    So how did the smoke from a bunch of religious sacrifices evolve into an aromatic elixir for centuries of hippies?

    Even in biblical times, some incense was used for non-religious purposes. In Exodus, Leon Uris prohibits the personal use of the types of incense intended for rituals. However, any other kind was acceptable.

    One example is the first recorded reference to frankincense and myrrh in the Song of Songs (followed later by its use backstage on Your Show of Shows). Also, the books of Daniel and Ezekiel each allude to the greeting of distinguished guests with the aroma of burning incense.

    When you think about all the different things that have burned as pivotal moments in Jewish history, the fact that incense carries on today is a blessing in its own right.

    Granted it wouldn't be so offensive or destructive if people burned a bush here and there, and several dozen Jews worldwide recently did so on Lag B'Omer. (That's a test to see whether you read the last column.)

    In truth, the burning bush was an antecedent to one of the many marvels of modern technology when you consider the fact that it was on fire, but was not destroyed by the fire.
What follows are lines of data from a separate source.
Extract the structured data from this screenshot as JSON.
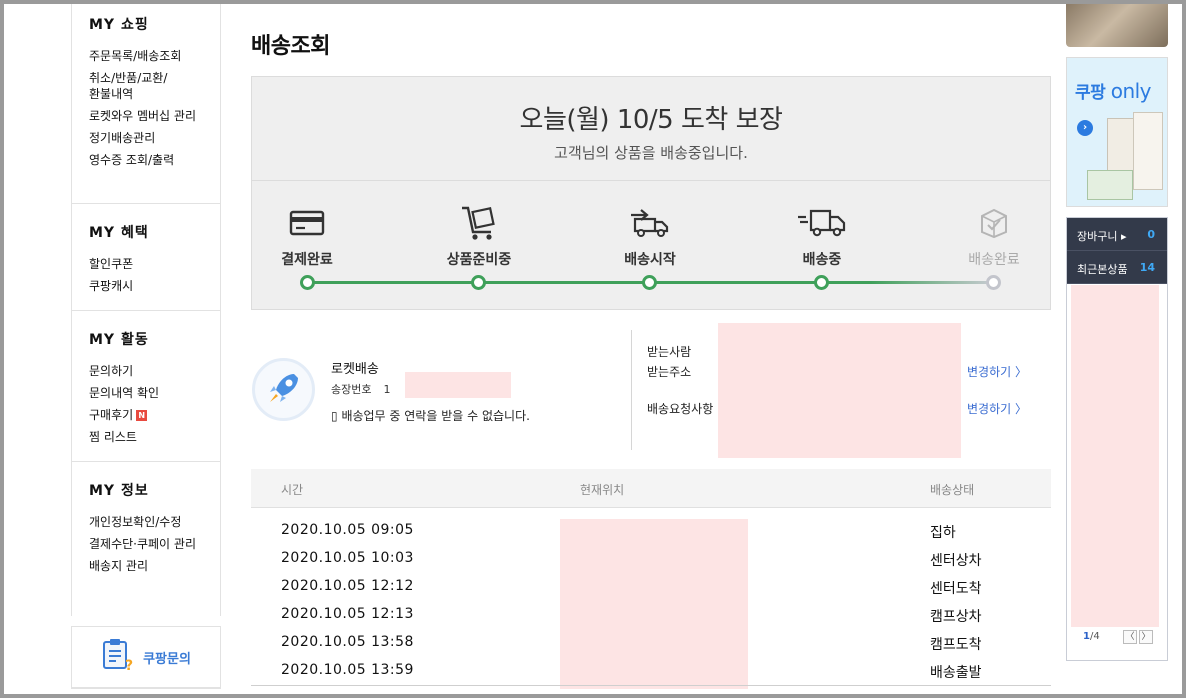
{
  "page": {
    "title": "배송조회"
  },
  "sidebar": {
    "sections": [
      {
        "title": "MY 쇼핑",
        "items": [
          "주문목록/배송조회",
          "취소/반품/교환/환불내역",
          "로켓와우 멤버십 관리",
          "정기배송관리",
          "영수증 조회/출력"
        ]
      },
      {
        "title": "MY 혜택",
        "items": [
          "할인쿠폰",
          "쿠팡캐시"
        ]
      },
      {
        "title": "MY 활동",
        "items": [
          "문의하기",
          "문의내역 확인",
          "구매후기",
          "찜 리스트"
        ],
        "new_badge": "N"
      },
      {
        "title": "MY 정보",
        "items": [
          "개인정보확인/수정",
          "결제수단·쿠페이 관리",
          "배송지 관리"
        ]
      }
    ],
    "cs_label": "쿠팡문의"
  },
  "status": {
    "headline": "오늘(월) 10/5 도착 보장",
    "subline": "고객님의 상품을 배송중입니다.",
    "steps": [
      {
        "label": "결제완료",
        "icon": "credit-card-icon",
        "done": true
      },
      {
        "label": "상품준비중",
        "icon": "cart-box-icon",
        "done": true
      },
      {
        "label": "배송시작",
        "icon": "truck-start-icon",
        "done": true
      },
      {
        "label": "배송중",
        "icon": "truck-moving-icon",
        "done": true
      },
      {
        "label": "배송완료",
        "icon": "box-check-icon",
        "done": false
      }
    ],
    "color_done": "#3fa05a",
    "color_pending": "#c3c5cc"
  },
  "delivery": {
    "type": "로켓배송",
    "invoice_label": "송장번호",
    "invoice_prefix": "1",
    "notice": "배송업무 중 연락을 받을 수 없습니다.",
    "recipient_label": "받는사람",
    "address_label": "받는주소",
    "request_label": "배송요청사항",
    "change_label": "변경하기 〉"
  },
  "tracking": {
    "columns": [
      "시간",
      "현재위치",
      "배송상태"
    ],
    "rows": [
      {
        "time": "2020.10.05 09:05",
        "status": "집하"
      },
      {
        "time": "2020.10.05 10:03",
        "status": "센터상차"
      },
      {
        "time": "2020.10.05 12:12",
        "status": "센터도착"
      },
      {
        "time": "2020.10.05 12:13",
        "status": "캠프상차"
      },
      {
        "time": "2020.10.05 13:58",
        "status": "캠프도착"
      },
      {
        "time": "2020.10.05 13:59",
        "status": "배송출발"
      }
    ]
  },
  "right_panel": {
    "ad_brand": "쿠팡",
    "ad_brand_suffix": "only",
    "cart_label": "장바구니 ▸",
    "cart_count": "0",
    "recent_label": "최근본상품",
    "recent_count": "14",
    "pager_current": "1",
    "pager_total": "/4",
    "prev": "〈",
    "next": "〉"
  }
}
Look no further than the flame retardants that are used in so many building applications today. I'd put good money down that a divine injunction is the only reason you can't find it in stores worldwide today under the brand name of Burning Bush.

    On the other hand, I don't think anyone would want to be caught in a dark alley with the modern day application of the Almighty's burning anger, as alluded to in the exodus story during the Passover seder.
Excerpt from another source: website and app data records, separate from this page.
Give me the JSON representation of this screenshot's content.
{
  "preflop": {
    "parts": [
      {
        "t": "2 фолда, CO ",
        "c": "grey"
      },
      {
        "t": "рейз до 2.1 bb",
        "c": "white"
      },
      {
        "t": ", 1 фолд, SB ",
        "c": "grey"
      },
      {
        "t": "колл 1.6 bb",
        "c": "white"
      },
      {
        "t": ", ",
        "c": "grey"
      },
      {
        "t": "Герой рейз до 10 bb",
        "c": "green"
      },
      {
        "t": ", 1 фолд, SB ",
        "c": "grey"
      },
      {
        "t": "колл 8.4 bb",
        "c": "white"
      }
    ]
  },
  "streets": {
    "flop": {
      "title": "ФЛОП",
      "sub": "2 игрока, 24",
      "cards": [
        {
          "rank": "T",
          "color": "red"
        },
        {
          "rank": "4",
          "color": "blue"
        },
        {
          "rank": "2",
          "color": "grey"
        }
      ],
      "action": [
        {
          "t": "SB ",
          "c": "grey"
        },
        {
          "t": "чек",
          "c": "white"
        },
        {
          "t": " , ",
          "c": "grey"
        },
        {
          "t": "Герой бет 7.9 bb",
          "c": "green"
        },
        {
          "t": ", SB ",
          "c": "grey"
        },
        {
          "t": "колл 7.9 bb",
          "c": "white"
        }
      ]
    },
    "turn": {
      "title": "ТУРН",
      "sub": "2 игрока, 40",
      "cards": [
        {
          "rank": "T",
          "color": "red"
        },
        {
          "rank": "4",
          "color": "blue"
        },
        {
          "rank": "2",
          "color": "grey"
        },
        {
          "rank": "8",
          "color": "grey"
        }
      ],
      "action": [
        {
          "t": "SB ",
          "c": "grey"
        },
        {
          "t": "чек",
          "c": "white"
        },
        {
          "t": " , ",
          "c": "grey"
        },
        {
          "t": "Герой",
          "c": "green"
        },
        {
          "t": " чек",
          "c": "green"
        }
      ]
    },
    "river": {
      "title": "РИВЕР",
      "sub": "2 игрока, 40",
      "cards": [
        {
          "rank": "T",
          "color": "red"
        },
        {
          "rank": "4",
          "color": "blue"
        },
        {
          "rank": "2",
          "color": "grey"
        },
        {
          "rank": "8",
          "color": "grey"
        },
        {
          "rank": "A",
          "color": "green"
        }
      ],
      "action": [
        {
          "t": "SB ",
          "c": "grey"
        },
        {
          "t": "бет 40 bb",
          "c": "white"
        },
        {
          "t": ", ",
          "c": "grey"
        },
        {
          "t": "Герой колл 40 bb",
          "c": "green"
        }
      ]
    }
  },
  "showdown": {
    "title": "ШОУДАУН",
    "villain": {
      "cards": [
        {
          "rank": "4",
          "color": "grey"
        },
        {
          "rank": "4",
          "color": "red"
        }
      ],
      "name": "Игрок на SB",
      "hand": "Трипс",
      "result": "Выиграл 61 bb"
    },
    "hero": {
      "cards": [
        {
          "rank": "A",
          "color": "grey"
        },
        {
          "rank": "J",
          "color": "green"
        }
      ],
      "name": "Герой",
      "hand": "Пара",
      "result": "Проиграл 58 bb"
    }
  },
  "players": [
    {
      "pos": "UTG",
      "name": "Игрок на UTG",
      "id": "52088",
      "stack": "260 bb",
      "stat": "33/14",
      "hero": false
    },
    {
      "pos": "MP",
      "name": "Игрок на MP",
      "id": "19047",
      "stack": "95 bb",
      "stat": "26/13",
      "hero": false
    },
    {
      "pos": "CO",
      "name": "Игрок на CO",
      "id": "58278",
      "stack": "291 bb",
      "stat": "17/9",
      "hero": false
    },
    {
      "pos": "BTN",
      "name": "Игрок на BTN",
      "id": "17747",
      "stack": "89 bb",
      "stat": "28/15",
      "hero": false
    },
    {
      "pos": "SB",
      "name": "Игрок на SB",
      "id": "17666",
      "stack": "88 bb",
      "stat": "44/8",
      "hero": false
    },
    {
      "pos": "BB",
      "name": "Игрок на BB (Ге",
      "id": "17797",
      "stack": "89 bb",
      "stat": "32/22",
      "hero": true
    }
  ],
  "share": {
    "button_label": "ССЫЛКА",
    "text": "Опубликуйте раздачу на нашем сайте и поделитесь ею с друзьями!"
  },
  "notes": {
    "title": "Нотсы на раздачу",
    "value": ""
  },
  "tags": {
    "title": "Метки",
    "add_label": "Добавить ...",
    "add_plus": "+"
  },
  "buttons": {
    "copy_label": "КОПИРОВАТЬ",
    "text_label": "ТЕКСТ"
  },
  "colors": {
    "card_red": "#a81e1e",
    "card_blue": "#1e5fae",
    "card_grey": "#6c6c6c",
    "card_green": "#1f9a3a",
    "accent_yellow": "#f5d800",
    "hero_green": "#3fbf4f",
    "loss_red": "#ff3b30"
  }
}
    Of course, motivational speakers today often refer to the light at the end of the tunnel. Now how different can that be from the pillar of fire which helped lead the Israelites through the desert nights in the Sinai for those long forty years.

    Then again, it took them forty years to find their way across a desert half the size of New Jersey. Maybe that's not a good example. At least we know now why men have for centuries insisted on navigating by the stars (the bright lights in the sky) as opposed to asking for directions. It's by divine design that we don't pull over, so get off our backs already.

    No matter how you look at it, after all these centuries, it's still a hot topic.

    Doug Brook is a technical publications program manager in Silicon Valley. If this column made you feel or smell incense against your wishes, write to President George V. W. Beetle Bush at 1600 Pennsylvania Avenue, Washington D.C., 90210. For more information, past columns, other writing, and other current events, visit his website at http://brookwrite.com/.

    Copyright Doug Brook. All rights reserved.